An introduction describes the book’s features: Animal Fact Pop-Up Boxes provide more information about select creatures’ sizes, habitats, and diets, along with fun facts.
An Embedded Glossary allows for quick definitions of terms that are printed in blue; there’s also a complete glossary for reference. Occasional Interactive Elements include comparison charts, timelines, and other at-a-glance features.
A Notes feature allows you to highlight text and take your own notes (on blank note-cards), along with quiz-like Study Cards that can be shuffled with your notes and used for recall.
The whole thing is pretty low-tech, but not in a bad way. Just as in Jenkins’s book, the art is what really shines through. The quality is high — all the pictures are crisp and bright, even the close-up images (go eye-to-eye with the colossal squid on page 44 or nose-to-nose with that Siberian tiger on page 104… if you dare!). The table of contents and scrolling footers allow you to jump to individual sections or to pages in Jenkins’s book, which was already well suited for browsing. There’s a 4.5-minute Making Of video at the end in which Jenkins discusses his process and shows viewers how he creates a rhino, from sketch to paper selection to cutting pieces with an X-acto to assembling the collage; he also shows a page-layout board… and shows off his own animal! (His dog makes a cameo.) Some ’80s-sounding background music jazzes up the narration.
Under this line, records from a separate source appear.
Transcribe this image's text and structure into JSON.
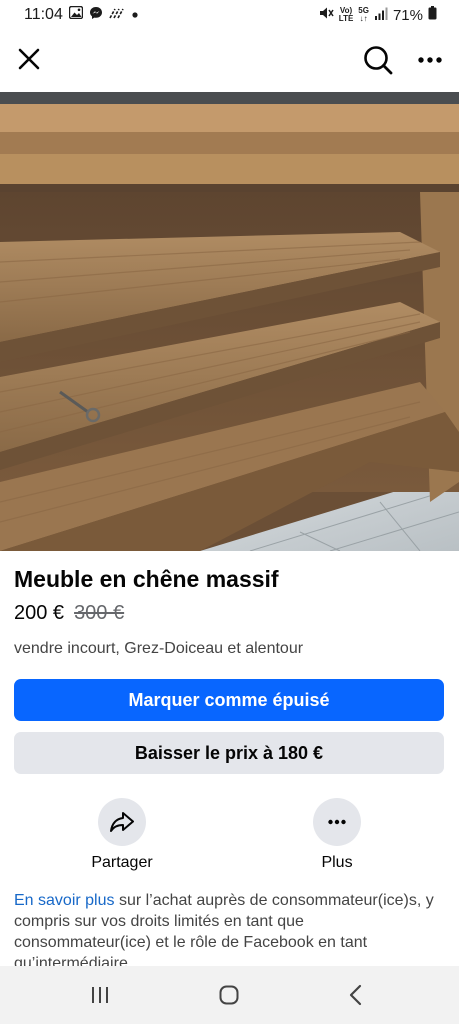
{
  "status_bar": {
    "time": "11:04",
    "battery": "71%",
    "volte_label": "Vo)\nLTE",
    "network_label": "5G"
  },
  "top_bar": {
    "close_icon": "close-icon",
    "search_icon": "search-icon",
    "more_icon": "more-horizontal-icon"
  },
  "photo": {
    "subject": "wooden oak cabinet with shelves",
    "pager_dots": 3,
    "active_dot": 2
  },
  "listing": {
    "title": "Meuble en chêne massif",
    "price": "200 €",
    "old_price": "300 €",
    "location": "vendre incourt, Grez-Doiceau et alentour"
  },
  "buttons": {
    "mark_sold": "Marquer comme épuisé",
    "lower_price": "Baisser le prix à 180 €"
  },
  "actions": [
    {
      "label": "Partager",
      "icon": "share-icon"
    },
    {
      "label": "Plus",
      "icon": "more-horizontal-icon"
    }
  ],
  "info": {
    "link_text": "En savoir plus",
    "text": " sur l’achat auprès de consommateur(ice)s, y compris sur vos droits limités en tant que consommateur(ice) et le rôle de Facebook en tant qu’intermédiaire."
  },
  "colors": {
    "primary": "#0866ff",
    "secondary_bg": "#e4e6eb",
    "link": "#1768c8"
  }
}
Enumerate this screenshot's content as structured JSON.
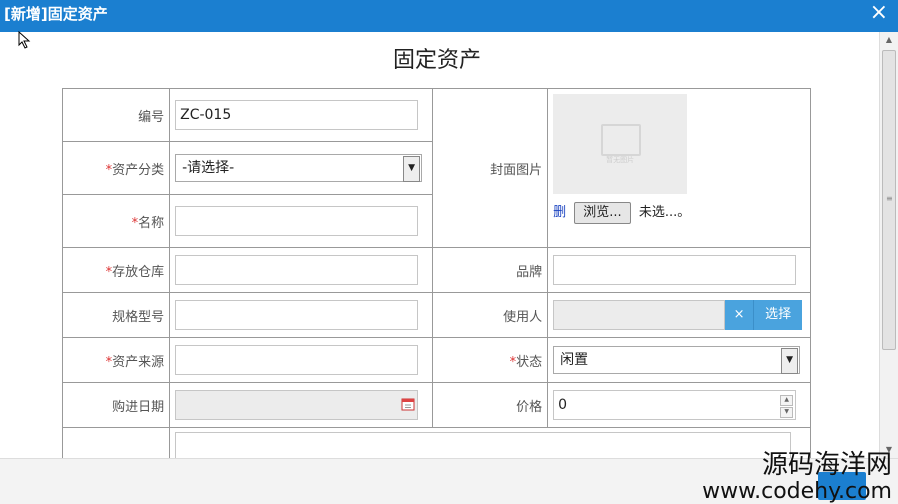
{
  "window": {
    "title": "[新增]固定资产",
    "close": "×"
  },
  "form": {
    "title": "固定资产",
    "required_mark": "*",
    "fields": {
      "code": {
        "label": "编号",
        "value": "ZC-015"
      },
      "category": {
        "label": "资产分类",
        "value": "-请选择-"
      },
      "name": {
        "label": "名称",
        "value": ""
      },
      "warehouse": {
        "label": "存放仓库",
        "value": ""
      },
      "spec": {
        "label": "规格型号",
        "value": ""
      },
      "source": {
        "label": "资产来源",
        "value": ""
      },
      "purchase_date": {
        "label": "购进日期",
        "value": ""
      },
      "cover": {
        "label": "封面图片",
        "placeholder_caption": "暂无图片",
        "delete": "删",
        "browse": "浏览...",
        "file_status": "未选...。"
      },
      "brand": {
        "label": "品牌",
        "value": ""
      },
      "user": {
        "label": "使用人",
        "value": "",
        "clear": "×",
        "pick": "选择"
      },
      "status": {
        "label": "状态",
        "value": "闲置"
      },
      "price": {
        "label": "价格",
        "value": "0"
      }
    }
  },
  "watermark": {
    "line1": "源码海洋网",
    "line2": "www.codehy.com"
  },
  "colors": {
    "titlebar": "#1b7fd0",
    "button": "#4aa3de",
    "required": "#d33333"
  }
}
Available for iPad and Mac; $9.99. Recommended for primary to middle school users.
The post The Animal Book e-book review appeared first on The Horn Book.